From the entries that follow, gather each line holding the word "Workbench".

** Opening Data listing block **

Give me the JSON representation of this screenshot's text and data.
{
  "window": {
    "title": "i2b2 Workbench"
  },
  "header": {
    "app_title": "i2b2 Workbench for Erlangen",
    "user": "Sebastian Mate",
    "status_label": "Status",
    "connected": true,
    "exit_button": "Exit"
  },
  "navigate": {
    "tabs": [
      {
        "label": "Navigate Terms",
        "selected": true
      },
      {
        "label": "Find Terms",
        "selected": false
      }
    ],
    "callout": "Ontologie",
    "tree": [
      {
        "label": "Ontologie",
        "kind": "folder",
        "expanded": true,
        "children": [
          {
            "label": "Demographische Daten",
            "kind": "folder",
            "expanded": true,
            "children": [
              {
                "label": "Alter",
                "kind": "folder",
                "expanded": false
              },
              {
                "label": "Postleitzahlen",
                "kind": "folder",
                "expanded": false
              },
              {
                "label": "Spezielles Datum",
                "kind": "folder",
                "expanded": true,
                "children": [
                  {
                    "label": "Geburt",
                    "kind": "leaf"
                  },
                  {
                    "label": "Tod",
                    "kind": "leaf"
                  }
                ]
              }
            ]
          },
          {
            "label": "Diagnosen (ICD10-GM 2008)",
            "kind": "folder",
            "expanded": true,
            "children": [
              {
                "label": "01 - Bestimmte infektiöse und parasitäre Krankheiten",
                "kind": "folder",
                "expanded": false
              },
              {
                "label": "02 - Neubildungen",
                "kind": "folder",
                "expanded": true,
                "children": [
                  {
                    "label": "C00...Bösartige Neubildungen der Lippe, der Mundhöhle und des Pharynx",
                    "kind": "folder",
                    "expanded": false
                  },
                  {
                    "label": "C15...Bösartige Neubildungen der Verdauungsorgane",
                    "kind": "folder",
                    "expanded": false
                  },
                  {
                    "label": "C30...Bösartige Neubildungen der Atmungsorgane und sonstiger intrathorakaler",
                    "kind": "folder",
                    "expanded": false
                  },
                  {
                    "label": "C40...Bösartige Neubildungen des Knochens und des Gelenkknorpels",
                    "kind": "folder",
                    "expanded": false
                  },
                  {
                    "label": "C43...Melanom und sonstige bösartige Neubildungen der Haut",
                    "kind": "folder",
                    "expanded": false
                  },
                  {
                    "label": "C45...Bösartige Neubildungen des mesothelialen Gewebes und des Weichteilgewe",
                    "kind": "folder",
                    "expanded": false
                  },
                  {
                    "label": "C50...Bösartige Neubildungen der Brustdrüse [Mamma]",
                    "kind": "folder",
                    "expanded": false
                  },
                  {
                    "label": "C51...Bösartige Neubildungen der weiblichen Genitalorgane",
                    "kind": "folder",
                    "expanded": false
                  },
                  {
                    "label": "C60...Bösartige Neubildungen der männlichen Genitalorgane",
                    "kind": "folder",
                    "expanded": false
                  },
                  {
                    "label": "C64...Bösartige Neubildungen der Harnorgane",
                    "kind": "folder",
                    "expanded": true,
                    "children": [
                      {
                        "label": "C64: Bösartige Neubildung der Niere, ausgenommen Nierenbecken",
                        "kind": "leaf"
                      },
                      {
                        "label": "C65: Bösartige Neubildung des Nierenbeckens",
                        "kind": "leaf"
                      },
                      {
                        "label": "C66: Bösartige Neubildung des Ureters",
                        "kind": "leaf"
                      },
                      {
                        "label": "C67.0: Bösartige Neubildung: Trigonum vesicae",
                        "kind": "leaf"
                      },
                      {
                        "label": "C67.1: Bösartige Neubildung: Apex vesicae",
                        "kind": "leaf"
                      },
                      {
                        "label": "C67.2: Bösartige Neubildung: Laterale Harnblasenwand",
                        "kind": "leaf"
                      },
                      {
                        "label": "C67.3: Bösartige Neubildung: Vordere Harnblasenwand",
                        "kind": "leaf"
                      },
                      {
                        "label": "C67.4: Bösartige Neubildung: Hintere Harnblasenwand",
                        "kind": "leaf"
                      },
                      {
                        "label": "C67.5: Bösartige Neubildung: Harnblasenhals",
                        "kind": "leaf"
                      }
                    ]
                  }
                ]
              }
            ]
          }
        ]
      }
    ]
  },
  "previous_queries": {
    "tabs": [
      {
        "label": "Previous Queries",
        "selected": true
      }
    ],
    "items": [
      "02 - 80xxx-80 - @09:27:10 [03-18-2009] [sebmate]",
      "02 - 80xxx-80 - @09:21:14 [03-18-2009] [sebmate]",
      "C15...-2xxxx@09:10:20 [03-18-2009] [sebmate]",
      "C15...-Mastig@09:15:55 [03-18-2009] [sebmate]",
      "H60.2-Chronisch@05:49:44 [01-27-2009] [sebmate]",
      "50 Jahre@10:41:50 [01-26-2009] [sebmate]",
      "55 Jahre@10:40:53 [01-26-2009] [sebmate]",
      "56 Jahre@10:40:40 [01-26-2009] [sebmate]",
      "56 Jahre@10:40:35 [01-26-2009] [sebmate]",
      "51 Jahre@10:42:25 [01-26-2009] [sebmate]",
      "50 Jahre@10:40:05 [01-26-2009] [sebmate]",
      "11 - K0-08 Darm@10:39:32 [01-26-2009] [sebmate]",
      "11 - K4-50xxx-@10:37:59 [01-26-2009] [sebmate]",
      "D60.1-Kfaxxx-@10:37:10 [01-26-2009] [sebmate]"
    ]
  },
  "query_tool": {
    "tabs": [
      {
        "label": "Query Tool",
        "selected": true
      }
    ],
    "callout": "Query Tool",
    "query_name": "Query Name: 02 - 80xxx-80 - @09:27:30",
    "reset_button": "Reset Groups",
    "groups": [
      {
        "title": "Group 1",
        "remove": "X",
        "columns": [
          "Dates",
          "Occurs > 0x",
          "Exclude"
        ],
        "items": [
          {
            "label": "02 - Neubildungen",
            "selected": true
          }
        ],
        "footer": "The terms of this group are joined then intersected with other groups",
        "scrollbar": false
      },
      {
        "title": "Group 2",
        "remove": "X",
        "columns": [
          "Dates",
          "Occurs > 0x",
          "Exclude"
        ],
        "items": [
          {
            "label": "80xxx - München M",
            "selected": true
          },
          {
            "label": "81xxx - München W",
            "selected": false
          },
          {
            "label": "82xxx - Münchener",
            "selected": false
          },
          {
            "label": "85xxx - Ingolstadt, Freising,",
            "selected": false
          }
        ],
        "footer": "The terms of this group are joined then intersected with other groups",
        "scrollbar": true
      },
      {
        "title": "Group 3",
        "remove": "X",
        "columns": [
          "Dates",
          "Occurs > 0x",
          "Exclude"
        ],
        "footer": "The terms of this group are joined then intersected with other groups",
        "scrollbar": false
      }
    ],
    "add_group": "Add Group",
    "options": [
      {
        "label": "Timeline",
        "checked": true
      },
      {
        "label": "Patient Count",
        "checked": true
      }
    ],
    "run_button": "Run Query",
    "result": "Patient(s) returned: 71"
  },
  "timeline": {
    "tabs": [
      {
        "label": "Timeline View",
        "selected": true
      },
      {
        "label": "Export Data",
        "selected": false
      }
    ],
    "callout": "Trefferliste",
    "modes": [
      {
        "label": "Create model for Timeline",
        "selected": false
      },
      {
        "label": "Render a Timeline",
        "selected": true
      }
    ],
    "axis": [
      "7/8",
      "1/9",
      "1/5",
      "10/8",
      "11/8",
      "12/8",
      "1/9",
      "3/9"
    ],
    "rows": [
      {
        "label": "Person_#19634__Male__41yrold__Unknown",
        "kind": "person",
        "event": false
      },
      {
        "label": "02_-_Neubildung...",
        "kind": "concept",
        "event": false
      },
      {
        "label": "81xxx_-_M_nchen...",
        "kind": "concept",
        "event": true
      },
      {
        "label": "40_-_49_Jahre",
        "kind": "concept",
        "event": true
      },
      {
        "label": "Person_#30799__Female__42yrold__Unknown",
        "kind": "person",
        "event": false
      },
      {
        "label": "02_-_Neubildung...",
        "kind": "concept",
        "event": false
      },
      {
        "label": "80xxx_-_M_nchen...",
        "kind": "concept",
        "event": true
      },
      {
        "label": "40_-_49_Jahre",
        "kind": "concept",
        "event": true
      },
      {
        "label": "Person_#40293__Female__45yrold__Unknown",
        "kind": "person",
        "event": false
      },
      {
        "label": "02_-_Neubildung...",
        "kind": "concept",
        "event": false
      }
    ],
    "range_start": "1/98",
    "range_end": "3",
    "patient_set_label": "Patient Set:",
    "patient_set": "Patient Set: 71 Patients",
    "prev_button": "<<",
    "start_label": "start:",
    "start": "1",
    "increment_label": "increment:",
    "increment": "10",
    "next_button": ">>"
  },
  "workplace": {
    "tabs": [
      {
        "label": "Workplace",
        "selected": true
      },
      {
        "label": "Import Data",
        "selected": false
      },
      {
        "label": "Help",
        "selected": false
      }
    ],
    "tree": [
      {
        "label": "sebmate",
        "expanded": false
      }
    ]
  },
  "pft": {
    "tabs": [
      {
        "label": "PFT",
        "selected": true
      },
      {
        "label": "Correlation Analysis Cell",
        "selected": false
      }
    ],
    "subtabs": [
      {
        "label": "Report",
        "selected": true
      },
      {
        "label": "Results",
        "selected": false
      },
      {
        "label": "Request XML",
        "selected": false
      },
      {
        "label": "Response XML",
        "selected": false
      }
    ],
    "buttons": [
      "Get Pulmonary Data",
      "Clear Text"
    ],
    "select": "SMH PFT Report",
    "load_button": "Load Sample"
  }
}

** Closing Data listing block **

### Output for this exercise:
    "title": "i2b2 Workbench"
    "app_title": "i2b2 Workbench for Erlangen",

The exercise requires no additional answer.